▸ **Working data**
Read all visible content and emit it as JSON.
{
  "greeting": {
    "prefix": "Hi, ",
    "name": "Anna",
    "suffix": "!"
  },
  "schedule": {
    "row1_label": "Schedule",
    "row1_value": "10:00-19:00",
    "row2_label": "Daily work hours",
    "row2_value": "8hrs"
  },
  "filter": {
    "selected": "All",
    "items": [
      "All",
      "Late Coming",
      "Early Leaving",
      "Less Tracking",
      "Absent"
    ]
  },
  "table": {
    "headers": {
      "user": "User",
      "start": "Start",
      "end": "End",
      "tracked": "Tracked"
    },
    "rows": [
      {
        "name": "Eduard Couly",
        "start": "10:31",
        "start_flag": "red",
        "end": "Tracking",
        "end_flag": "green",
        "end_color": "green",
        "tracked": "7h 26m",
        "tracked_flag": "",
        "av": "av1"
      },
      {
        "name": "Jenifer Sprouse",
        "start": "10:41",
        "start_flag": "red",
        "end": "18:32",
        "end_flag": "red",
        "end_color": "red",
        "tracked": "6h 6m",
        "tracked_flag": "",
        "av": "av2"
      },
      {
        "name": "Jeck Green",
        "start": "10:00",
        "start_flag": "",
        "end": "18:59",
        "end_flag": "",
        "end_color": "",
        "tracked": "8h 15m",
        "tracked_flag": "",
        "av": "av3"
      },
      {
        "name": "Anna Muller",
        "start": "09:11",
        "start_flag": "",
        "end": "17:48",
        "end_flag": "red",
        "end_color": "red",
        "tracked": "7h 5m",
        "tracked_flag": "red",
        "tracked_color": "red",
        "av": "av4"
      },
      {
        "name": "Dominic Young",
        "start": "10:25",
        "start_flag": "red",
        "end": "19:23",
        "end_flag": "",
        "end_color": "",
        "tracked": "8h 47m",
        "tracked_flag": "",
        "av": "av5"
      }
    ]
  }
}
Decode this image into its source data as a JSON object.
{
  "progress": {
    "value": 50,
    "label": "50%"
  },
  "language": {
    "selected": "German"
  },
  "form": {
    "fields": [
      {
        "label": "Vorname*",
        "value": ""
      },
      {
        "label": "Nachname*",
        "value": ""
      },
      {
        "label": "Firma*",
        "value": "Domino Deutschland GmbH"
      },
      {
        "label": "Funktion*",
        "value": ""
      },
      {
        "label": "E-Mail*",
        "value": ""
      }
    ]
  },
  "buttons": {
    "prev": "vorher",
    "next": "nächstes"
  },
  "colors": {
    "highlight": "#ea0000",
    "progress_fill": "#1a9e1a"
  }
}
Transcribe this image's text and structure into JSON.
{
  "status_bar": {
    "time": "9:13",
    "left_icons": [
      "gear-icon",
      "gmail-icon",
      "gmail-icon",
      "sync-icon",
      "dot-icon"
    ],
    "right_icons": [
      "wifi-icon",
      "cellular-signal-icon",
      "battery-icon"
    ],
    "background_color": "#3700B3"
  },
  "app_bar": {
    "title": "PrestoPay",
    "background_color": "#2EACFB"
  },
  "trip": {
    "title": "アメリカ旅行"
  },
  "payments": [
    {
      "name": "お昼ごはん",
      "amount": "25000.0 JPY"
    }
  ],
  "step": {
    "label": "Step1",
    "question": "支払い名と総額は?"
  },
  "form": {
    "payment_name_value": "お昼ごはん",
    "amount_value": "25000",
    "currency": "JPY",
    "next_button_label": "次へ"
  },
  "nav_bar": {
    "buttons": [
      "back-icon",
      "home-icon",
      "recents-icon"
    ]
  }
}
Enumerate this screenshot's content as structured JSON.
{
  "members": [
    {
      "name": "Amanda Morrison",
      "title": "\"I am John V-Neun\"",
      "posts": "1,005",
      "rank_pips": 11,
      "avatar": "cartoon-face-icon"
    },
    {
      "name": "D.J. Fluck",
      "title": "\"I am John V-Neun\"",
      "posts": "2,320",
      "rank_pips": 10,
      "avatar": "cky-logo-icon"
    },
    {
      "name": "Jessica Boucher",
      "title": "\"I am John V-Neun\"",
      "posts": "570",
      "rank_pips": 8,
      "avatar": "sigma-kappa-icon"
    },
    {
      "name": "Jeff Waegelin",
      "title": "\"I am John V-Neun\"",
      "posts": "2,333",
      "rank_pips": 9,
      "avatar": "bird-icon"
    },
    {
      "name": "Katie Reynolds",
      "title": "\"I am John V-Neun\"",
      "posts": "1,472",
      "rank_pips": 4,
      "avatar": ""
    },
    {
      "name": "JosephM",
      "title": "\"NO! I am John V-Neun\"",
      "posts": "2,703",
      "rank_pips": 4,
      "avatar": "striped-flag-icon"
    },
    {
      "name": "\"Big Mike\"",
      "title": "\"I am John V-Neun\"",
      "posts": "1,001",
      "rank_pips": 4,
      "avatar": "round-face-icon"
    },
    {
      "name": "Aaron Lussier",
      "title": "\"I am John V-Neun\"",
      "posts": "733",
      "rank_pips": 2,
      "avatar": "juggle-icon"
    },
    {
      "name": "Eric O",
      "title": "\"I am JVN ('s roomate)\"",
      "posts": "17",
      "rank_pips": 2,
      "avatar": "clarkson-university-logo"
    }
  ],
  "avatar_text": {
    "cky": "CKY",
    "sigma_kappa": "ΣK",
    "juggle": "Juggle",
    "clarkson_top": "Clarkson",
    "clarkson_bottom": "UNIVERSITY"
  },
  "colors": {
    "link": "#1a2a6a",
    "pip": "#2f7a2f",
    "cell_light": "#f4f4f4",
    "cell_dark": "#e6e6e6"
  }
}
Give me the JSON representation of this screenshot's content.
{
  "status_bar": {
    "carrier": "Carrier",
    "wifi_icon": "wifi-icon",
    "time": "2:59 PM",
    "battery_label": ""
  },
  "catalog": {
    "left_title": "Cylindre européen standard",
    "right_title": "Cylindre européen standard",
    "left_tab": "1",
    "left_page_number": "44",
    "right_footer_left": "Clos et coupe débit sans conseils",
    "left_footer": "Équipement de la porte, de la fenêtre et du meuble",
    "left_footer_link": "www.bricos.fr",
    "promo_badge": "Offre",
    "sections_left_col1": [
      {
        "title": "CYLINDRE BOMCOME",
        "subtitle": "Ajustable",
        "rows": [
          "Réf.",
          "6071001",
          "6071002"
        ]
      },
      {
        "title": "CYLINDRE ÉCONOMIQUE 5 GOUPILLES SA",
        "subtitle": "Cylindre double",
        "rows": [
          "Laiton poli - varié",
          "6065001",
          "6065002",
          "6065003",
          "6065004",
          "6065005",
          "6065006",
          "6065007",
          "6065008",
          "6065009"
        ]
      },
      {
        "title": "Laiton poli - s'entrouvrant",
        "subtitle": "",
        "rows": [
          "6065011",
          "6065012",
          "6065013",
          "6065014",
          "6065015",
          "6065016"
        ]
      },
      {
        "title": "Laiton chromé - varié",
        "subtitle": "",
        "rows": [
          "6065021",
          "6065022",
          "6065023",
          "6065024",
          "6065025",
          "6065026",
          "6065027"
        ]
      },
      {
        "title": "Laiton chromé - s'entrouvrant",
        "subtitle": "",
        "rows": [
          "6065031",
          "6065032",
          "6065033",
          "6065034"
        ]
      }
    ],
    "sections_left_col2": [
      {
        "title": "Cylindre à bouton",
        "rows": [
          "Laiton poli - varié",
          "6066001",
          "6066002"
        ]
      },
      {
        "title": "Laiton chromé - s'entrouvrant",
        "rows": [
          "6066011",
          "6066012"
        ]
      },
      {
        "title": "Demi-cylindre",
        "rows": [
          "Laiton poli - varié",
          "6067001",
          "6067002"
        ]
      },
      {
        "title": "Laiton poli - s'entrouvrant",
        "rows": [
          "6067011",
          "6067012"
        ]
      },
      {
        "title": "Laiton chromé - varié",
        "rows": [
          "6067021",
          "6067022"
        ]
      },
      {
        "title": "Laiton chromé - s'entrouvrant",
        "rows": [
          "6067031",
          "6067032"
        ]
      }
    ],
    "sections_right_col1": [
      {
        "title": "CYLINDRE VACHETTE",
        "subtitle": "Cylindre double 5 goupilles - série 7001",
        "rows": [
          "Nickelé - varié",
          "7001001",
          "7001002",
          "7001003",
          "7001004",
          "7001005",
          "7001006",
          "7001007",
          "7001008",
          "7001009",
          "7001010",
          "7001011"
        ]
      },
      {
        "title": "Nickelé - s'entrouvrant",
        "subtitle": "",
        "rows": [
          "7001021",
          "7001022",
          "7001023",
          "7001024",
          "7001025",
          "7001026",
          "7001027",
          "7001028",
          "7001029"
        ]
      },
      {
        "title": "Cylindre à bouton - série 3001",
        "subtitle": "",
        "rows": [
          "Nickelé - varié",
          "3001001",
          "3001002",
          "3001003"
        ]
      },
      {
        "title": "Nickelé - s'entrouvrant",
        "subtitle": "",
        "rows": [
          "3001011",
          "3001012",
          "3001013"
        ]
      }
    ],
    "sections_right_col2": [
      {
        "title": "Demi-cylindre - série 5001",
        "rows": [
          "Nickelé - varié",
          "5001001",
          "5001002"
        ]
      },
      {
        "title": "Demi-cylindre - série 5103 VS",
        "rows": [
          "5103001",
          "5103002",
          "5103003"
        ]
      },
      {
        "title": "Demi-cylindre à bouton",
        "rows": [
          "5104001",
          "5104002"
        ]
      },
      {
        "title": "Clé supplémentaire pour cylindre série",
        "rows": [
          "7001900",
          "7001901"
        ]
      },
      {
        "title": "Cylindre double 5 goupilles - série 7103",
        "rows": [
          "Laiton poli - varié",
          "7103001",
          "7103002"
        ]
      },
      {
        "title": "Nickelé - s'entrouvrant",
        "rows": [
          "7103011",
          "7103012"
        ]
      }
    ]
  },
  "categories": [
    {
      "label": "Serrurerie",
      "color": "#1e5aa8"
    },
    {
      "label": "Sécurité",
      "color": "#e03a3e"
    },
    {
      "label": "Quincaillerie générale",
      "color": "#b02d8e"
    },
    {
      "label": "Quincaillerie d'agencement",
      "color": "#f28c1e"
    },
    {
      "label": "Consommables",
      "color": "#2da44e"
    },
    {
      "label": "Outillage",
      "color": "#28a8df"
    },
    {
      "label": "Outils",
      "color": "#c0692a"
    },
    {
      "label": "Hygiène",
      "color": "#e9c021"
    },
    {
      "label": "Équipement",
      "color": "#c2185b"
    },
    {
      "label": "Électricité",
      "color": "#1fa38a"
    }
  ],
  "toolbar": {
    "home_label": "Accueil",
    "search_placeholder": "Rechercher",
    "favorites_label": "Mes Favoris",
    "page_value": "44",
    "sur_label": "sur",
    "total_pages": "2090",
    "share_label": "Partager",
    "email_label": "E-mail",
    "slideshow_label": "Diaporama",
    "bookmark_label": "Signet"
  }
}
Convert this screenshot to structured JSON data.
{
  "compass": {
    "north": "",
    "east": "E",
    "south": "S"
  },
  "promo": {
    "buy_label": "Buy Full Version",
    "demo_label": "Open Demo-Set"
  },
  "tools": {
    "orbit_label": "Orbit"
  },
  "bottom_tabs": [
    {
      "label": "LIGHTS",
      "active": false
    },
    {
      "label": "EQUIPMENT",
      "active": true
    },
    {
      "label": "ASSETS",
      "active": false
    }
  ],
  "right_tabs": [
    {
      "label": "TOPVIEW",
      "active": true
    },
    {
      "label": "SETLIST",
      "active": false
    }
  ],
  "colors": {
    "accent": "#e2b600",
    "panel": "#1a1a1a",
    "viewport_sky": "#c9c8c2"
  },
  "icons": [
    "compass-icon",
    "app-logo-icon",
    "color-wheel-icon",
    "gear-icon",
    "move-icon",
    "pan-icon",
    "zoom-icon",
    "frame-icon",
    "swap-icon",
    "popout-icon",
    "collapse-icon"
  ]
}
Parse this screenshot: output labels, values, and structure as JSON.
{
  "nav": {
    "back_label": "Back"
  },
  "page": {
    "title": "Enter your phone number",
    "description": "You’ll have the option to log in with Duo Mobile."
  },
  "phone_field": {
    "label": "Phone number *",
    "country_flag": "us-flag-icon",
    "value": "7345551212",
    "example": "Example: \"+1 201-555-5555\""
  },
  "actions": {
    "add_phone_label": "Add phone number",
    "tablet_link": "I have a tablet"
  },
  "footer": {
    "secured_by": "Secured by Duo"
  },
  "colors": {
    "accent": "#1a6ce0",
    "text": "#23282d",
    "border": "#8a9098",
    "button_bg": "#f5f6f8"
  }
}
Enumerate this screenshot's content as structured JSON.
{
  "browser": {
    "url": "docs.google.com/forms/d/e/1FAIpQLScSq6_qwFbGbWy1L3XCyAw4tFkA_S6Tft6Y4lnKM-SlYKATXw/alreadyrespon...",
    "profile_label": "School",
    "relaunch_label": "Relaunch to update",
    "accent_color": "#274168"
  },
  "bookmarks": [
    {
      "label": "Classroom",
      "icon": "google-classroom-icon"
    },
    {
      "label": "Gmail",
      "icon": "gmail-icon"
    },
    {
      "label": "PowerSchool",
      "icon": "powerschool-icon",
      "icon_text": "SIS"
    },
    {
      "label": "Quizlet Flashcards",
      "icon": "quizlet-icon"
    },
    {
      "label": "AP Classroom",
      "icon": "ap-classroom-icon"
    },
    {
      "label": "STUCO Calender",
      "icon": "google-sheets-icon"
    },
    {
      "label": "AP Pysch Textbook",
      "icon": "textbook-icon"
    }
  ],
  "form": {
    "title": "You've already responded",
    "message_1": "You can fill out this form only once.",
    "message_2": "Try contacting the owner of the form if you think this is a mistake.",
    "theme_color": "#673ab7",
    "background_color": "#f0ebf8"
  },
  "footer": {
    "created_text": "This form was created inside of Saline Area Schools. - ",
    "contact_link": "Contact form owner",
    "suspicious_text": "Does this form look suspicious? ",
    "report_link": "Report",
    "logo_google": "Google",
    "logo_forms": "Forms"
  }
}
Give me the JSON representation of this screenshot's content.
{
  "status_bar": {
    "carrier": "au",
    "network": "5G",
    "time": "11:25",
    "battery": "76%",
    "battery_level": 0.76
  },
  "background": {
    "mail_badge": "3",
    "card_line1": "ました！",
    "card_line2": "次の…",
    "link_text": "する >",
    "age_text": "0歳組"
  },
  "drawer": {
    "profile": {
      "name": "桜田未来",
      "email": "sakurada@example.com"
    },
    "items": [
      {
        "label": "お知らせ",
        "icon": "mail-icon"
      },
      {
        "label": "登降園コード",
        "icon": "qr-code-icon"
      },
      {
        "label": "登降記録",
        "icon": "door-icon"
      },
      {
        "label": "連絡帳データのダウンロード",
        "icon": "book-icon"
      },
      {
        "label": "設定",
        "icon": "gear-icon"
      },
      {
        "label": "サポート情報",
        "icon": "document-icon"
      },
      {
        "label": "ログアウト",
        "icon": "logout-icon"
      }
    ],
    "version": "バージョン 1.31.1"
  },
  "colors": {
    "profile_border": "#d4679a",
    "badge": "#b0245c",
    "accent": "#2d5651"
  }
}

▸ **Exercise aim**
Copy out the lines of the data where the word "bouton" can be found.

▸ **Answer to this problem**
        "title": "Cylindre à bouton",
        "title": "Cylindre à bouton - série 3001",
        "title": "Demi-cylindre à bouton",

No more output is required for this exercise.